> [Exercise directions] Copy out each line of the data below in which "nafezly" appears.
▬▬▬
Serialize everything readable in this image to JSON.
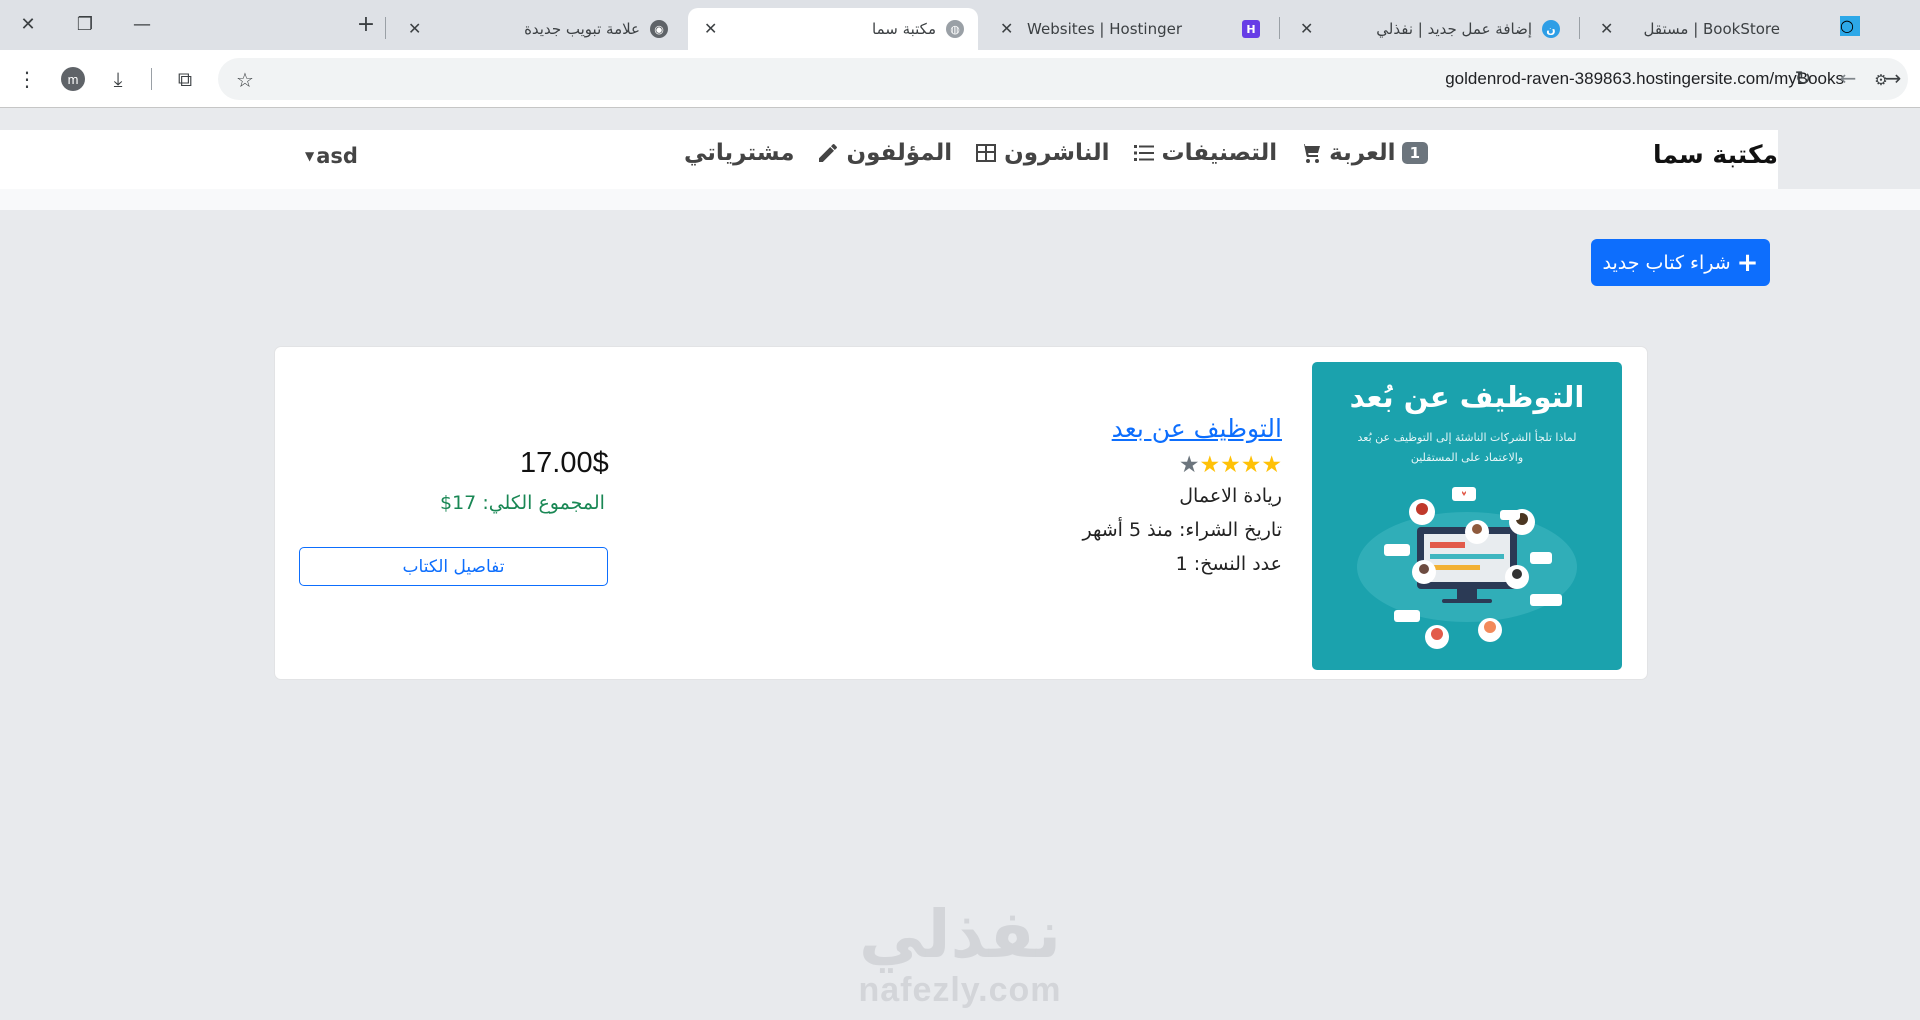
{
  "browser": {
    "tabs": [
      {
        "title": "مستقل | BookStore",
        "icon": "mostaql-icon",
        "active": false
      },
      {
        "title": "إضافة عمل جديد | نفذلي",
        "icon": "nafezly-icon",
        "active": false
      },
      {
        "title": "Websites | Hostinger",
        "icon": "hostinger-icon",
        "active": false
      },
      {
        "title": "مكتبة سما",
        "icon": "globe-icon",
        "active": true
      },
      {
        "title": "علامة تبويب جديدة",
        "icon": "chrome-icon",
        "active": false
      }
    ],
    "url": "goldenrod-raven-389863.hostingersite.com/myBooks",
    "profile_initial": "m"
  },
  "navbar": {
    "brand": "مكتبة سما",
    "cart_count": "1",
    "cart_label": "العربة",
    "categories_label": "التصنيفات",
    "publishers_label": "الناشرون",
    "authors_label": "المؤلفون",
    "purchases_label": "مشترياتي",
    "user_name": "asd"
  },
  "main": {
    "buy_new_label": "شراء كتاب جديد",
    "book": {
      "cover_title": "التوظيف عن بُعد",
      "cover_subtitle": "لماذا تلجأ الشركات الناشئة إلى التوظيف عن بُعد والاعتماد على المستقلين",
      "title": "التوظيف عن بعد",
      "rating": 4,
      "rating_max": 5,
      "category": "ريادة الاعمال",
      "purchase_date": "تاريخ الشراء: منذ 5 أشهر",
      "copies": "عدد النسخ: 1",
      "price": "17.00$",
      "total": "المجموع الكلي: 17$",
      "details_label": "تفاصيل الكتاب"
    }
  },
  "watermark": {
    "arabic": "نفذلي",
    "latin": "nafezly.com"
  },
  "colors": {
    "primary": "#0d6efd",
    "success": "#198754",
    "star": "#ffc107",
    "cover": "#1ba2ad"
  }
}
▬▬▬
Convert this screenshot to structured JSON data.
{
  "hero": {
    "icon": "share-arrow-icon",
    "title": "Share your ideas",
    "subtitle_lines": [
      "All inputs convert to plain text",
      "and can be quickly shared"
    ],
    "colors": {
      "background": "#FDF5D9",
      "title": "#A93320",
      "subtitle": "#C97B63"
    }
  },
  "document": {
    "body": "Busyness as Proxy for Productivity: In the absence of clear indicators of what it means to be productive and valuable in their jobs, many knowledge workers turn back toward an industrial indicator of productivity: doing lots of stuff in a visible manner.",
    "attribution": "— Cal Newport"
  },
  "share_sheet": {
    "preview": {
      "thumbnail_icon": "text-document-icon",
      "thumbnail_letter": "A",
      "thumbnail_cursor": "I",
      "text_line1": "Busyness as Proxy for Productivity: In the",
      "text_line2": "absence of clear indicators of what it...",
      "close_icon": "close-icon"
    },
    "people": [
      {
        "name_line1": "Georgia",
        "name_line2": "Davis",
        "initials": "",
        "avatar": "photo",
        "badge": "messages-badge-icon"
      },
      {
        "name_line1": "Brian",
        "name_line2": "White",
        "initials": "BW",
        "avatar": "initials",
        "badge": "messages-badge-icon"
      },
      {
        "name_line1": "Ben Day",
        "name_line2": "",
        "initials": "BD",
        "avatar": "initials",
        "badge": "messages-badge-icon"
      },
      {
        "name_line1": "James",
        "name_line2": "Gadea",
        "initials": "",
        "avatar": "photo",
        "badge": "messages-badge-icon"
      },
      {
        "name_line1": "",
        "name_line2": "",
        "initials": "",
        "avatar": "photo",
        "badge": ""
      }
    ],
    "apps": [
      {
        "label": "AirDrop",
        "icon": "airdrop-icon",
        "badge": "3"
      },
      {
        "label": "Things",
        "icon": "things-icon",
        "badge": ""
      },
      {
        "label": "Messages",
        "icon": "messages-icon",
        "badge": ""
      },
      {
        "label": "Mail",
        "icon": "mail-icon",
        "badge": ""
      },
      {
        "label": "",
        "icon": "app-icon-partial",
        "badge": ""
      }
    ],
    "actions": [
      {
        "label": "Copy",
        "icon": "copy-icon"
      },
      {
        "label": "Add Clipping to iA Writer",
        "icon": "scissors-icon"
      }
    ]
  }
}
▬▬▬
> [Task response]
        "icon": "nafezly-icon",
    "latin": "nafezly.com"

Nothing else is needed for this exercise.